We have two prior examples to judge the consequences of military action against political parties, when our governments failed to address post military operation administrative demands, and Pakistan suffered. In East Pakistan, by July 1971, the military had regained control over the entire territory, but the government failed to establish administrative control, which was necessary for initiating the political process and that led to the dismemberment of Pakistan. In 1975, Prime Minister Bhutto put a ban on National Awami Party under article 17(2), which led to his downfall and fall of democracy.

The present military action against Mutahida Qaumi Movement (MQM) was precipitated because of various factors. The inside element provided information to intelligence; the federal and provincial governments gave approval for military action, and the political parties maintained a discrete silence of approval. And therefore, now, it is the collective responsibility of all concerned that a policy be evolved to control and manage post operation consequences with great care and due diligence. There are some very important issues which need to be addressed on priority.

The clean-up of MQM is essential, with the help of the government and the MQM leadership itself, through due process of law. Both the perpetrators of the crime and the abettors must be taken to task. Any attempt to break up the party will be disastrous. The unity and integrity of MQM must be maintained, and the question of leadership at various levels must be dealt with by the party itself. I personally believe that the Pakistan People’s Party, under Mr. Asif Ali Zardari, can play a very positive role for political peace and stability in Sindh by keeping the MQM in the political mainstream. He can do it, and he knows it.

Our armed forces’ hands are full. They cannot even join the Saudi Coalition of four countries, to act against Daesh, in Syria and Iraq. While the Armed Forces are grappling with the problem in Waziristan and Karachi, there lies a heavy burden of responsibility on Parliament to evolve a strategy for extending government’s administrative control over the territories of Swat, Dir, Bajaur, Waziristan and Baluchistan, so that the writ of the government is fully established, as the most essential step towards national integration. Political expediency must give way to democratic ethos, that is, Parliament must develop “the strategy and the action plan for change”. The burden of responsibility lies with the government itself, which must shun the notion of completing the five year tenure in office.

No doubt, the government has undertaken some mega projects, such as Gawadar-Kashgar economic corridor; power generation of over 7500 x MW, with about a trillion dollar investment; motorways and metro mass transit projects; yet the nation wants change.
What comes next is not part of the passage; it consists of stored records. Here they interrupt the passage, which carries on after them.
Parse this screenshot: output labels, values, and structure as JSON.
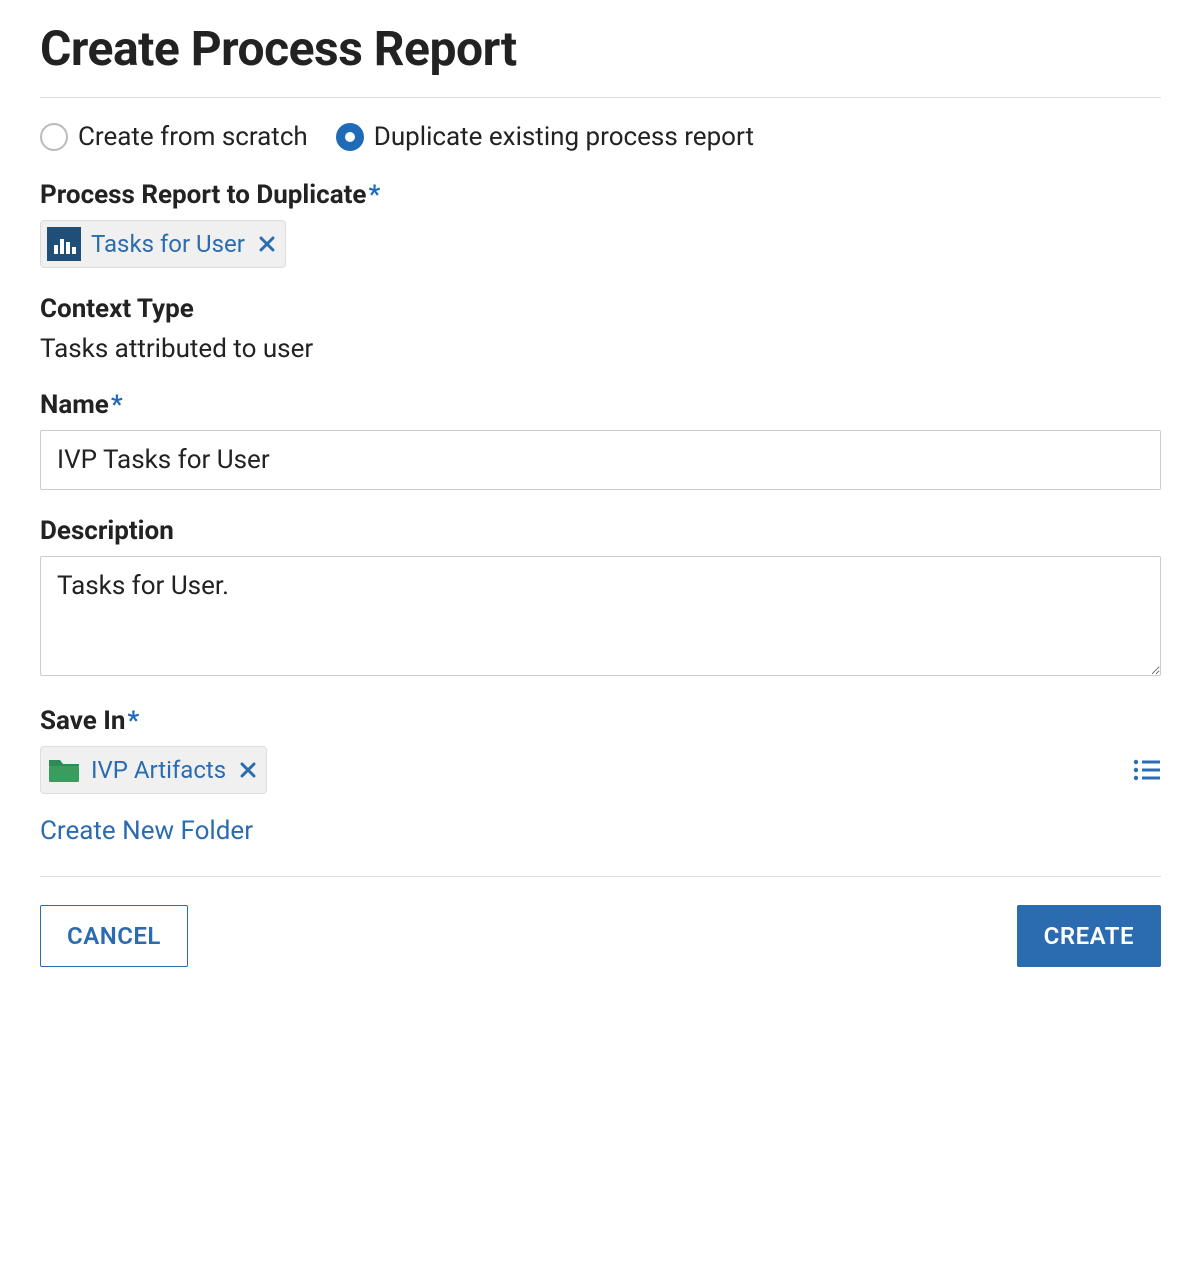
{
  "page": {
    "title": "Create Process Report"
  },
  "creation_mode": {
    "from_scratch_label": "Create from scratch",
    "duplicate_label": "Duplicate existing process report",
    "selected": "duplicate"
  },
  "duplicate_source": {
    "label": "Process Report to Duplicate",
    "required": true,
    "token": {
      "icon": "bar-chart-icon",
      "label": "Tasks for User"
    }
  },
  "context_type": {
    "label": "Context Type",
    "value": "Tasks attributed to user"
  },
  "name": {
    "label": "Name",
    "required": true,
    "value": "IVP Tasks for User"
  },
  "description": {
    "label": "Description",
    "value": "Tasks for User."
  },
  "save_in": {
    "label": "Save In",
    "required": true,
    "token": {
      "icon": "folder-icon",
      "label": "IVP Artifacts"
    },
    "create_folder_link": "Create New Folder"
  },
  "buttons": {
    "cancel": "CANCEL",
    "create": "CREATE"
  },
  "icons": {
    "bar_chart_color_bg": "#1f4e79",
    "folder_color": "#3a9d5d",
    "accent_color": "#2b6cb0"
  }
}
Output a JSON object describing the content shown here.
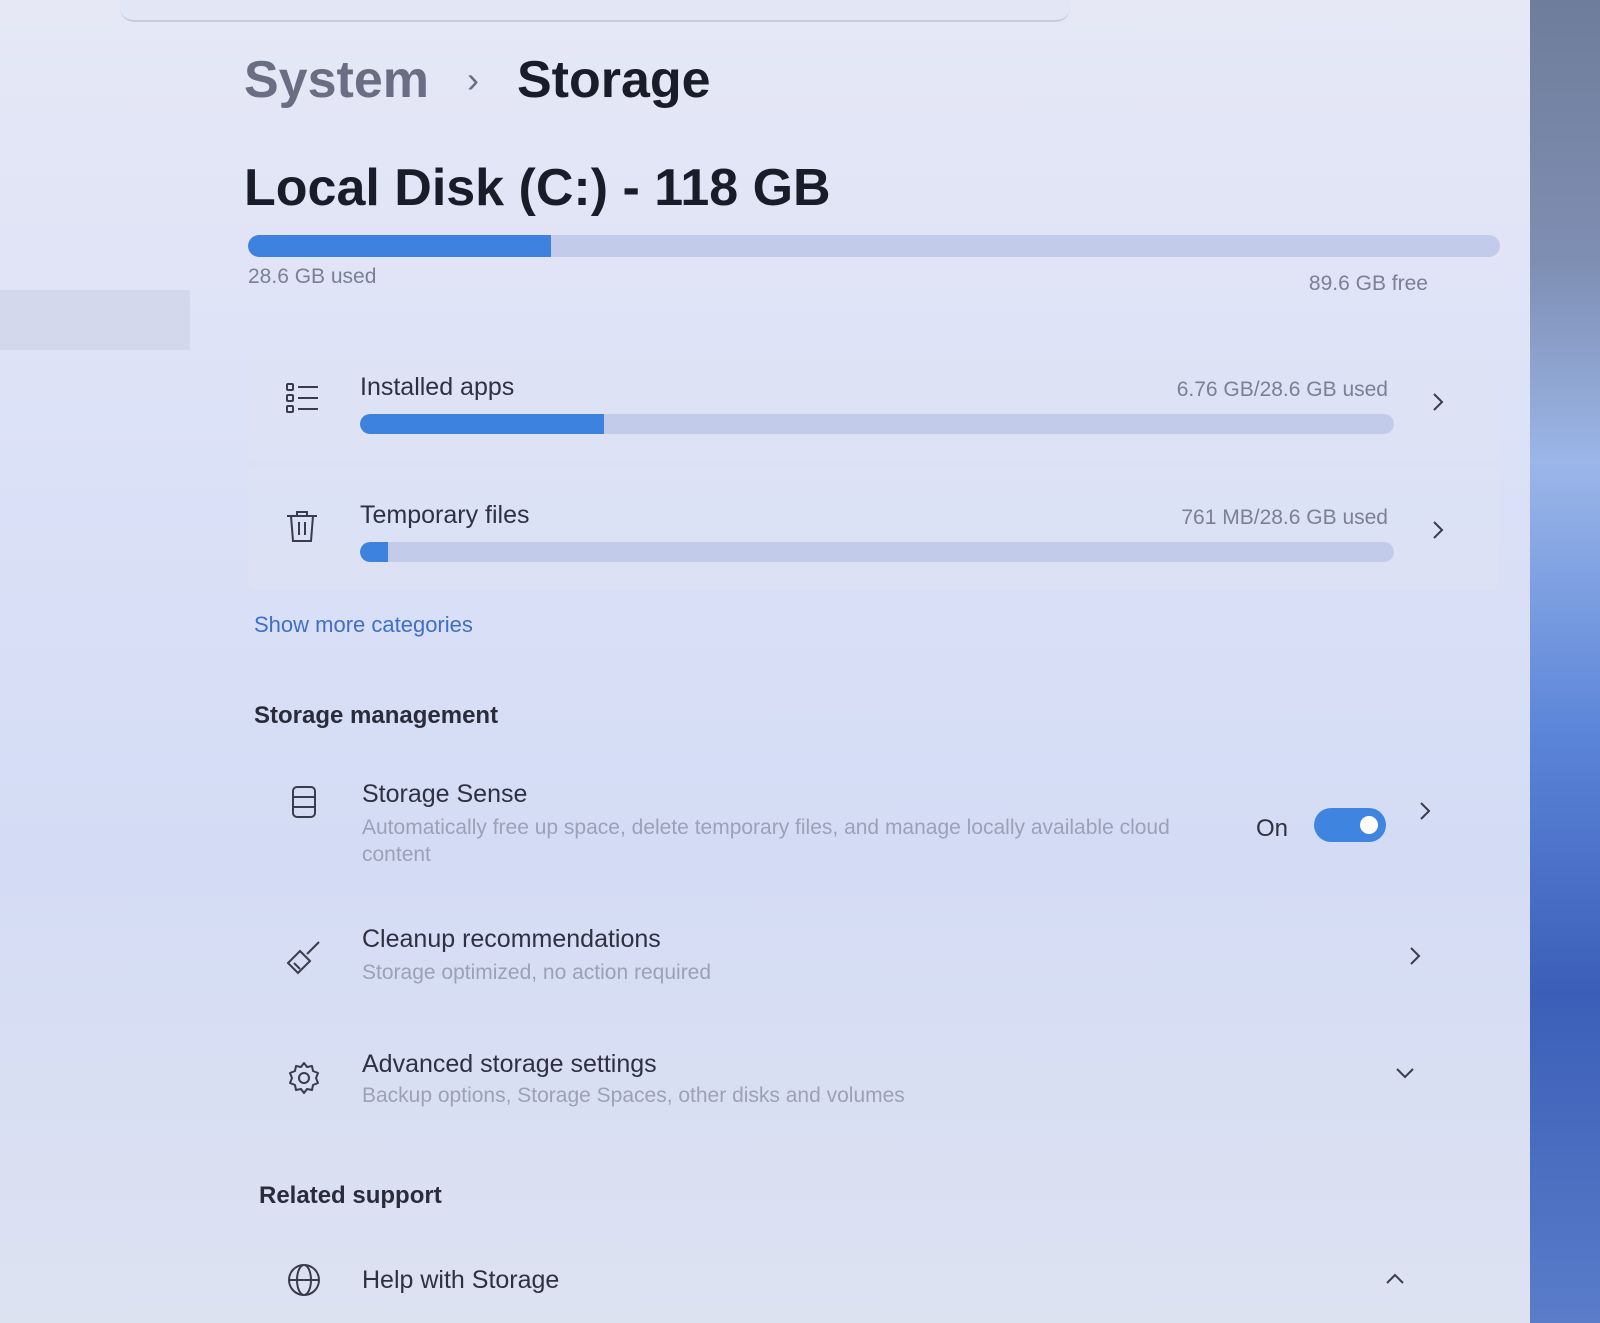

This situation is somewhat similar to that of the Field Marshall Ayub Khan era, when the mega projects and developments were even bigger and larger than present government achievements. Yet, peoples’ demand for change turned into chaos, because the military leadership could not find the political answer to the political demand for change.

Our present lawmakers must therefore remember, that, political disorder cannot be corrected through the use of military means which constitutes the “hard power of the state”. This hard power, invariably had been able to regain control over the territories of Pakistan on several occasions, but where the state has failed, it was the application of “soft power”, that is, the establishment of “administrative and political control” over the territories, to fully establish the writ of the government. Now, the moment of reckoning has come, challenging the present democratic order to rise to the occasion and deliver, and if it dithers, all will fall.

The ‘dharna’ agitation launched by Imran Khan and Tahirul Qadri did mobilize public opinion for change, but could not reach a culmination point, because it was based on the wrong premise of the intervention of non-political forces for deliverance. The dharna agitation therefore is no longer relevant because the army needs a peaceful environment to actualize the realization of Zarb-e-Azab’s objectives, while the Rangers are engaged with the difficult task of eradicating extremism sponsored by some elements of a political party. Therefore the struggle for change has to be carried out by means, other than the dharna. The means are many which can be adopted, remaining within the limits of the law of the country and the norms of democracy. For the success of a military operation, we have been taught, that “the maneuver must be single in concept, launched by a combination of forces, capable of completing the operational cycle of battle of breakthrough, maneuver, followed by another battle and exploitation, towards the final objective.”

The movement for change therefore has to be launched, based on a every definite strategy, and in harmony with the national political surge, without disturbing the present political order, because the regional security environment is dangerously perilous. The countries like Afghanistan, Iraq, Yemen, Syria, Somalia and Libya are breaking-up from within, due to machinations of external forces and internal intrigues. And the responsibility for change in Pakistan therefore is not that of the opposition alone, but that of the entire political order, be it the government, the institutions and the broad masses. It has to be total in all its dimensions, and single in conception, like a classic military maneuver.